I realized today that I haven't said much about teaching since starting this blog, despite its title.  The main reason for that is that I am currently on summer break, so there isn't much to say.  Once August hits, there will be no stopping the onslaught of complaints, musings, and bragging that I do, I'm sure.

I will leave you with a little bit about my teaching background (I'm not sure if background is the right word.  Situation?

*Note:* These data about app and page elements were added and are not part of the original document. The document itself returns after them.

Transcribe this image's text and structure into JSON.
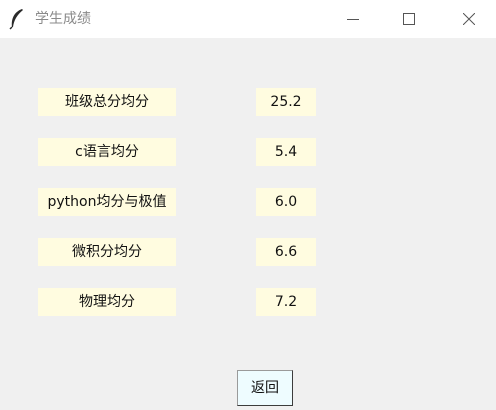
{
  "window": {
    "title": "学生成绩",
    "icon": "feather-icon"
  },
  "stats": [
    {
      "label": "班级总分均分",
      "value": "25.2"
    },
    {
      "label": "c语言均分",
      "value": "5.4"
    },
    {
      "label": "python均分与极值",
      "value": "6.0"
    },
    {
      "label": "微积分均分",
      "value": "6.6"
    },
    {
      "label": "物理均分",
      "value": "7.2"
    }
  ],
  "actions": {
    "back_label": "返回"
  },
  "colors": {
    "label_bg": "#fffce0",
    "button_bg": "#eefcff",
    "window_bg": "#f0f0f0"
  }
}
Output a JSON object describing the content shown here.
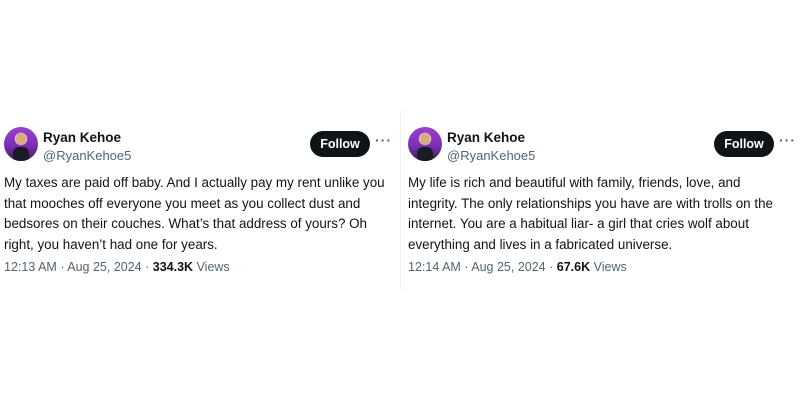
{
  "tweets": [
    {
      "author_name": "Ryan Kehoe",
      "author_handle": "@RyanKehoe5",
      "follow_label": "Follow",
      "more_label": "···",
      "text": "My taxes are paid off baby. And I actually pay my rent unlike you\nthat mooches off everyone you meet as you collect dust and\nbedsores on their couches. What’s that address of yours? Oh\nright, you haven’t had one for years.",
      "time": "12:13 AM",
      "date": "Aug 25, 2024",
      "views_count": "334.3K",
      "views_label": "Views"
    },
    {
      "author_name": "Ryan Kehoe",
      "author_handle": "@RyanKehoe5",
      "follow_label": "Follow",
      "more_label": "···",
      "text": "My life is rich and beautiful with family,  friends, love, and\nintegrity. The only relationships you have are with trolls on the\ninternet. You are a habitual  liar- a girl that cries wolf about\neverything and lives in a fabricated universe.",
      "time": "12:14 AM",
      "date": "Aug 25, 2024",
      "views_count": "67.6K",
      "views_label": "Views"
    }
  ]
}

Hmm...) This year will be my 4th year teaching (if you count student teaching, which I do--because my master teacher is someone I'd known and worked with for a couple of years before I started student teaching, so she kinda threw me into it and let me do my thing.  Plus, she was gone A LOT due to being in charge of putting together the accreditation binders as the school was brand new and going through accreditation.  That was more information than you needed).  Anyway, like I said, this will be my 4th year teaching and the 4th school I've been at.  There were no English positions at the school I student taught at, so when interviewing for my first teaching job, I was offered a position at one of the other high schools in the area--the "ghetto" school.  I'm sure I'll post on this more later, but just know that I was really sad and depressed about having to teach there at first and ended up absolutely falling in love with the school and students--not that both weren't without their (extreme) difficulties.  Then, they cut the budget (surprise, surprise) and I was transferred to a middle school--the lowest performing one in the district.  10 times more "ghetto" than the high school I just left.  Talk about a challenging year (this was just this last school year)! Now, our district and many of its schools had been in Performance Improvement for many years and the state had intervened (yay, California).  The schools who made the Worst Schools in CA list (both the middle school and high school made the list, in addition to two others) had to take some action as mandated by the state.  The middle school I was teaching at was closing and merging with another middle school to create a new, bigger, restructured middle school.

What did that mean? Oh, only that I was going to be transferred AGAIN--along with all of the other teachers in my middle school, 50% of the teachers in the other middle school, and 50% of the teachers at the high school.  In sum, over 100 teachers were being shuffled around the district in order to meet these state requirements.  I was actually stoked about the transfer.  Last year was one of the most stressful years of my life and I had no desire to teach middle school ever again.  I was almost certain I'd be back at my beloved high school.  After all, the kids loved me, the assistant principals loved me, the staff loved me.  Case closed.  Right?

Not exactly.  They brought in a new principal halfway through the year (who is rad.  The last principal was the devil) and then got rid of the two assistant principals at the end of the year--there goes my foot in the door.  Then they brought in a new assistant principal from within the district who doesn't know me.  So, it all cams down to who you know in the end, and I didn't know her.

I waited and waited for the district to call me with a placement.  I accepted the fact that I may not be at my beloved high school, but would have settled for either of the others.  Some of my colleagues had been placed in May.  We were up against the end of June and I hadn't heard a peep.  Finally, I got the call and they offered me two middle schools.  I chose the lesser of the two evils (hopefully.  We'll see) and so I'm stuck teaching middle school once again. :(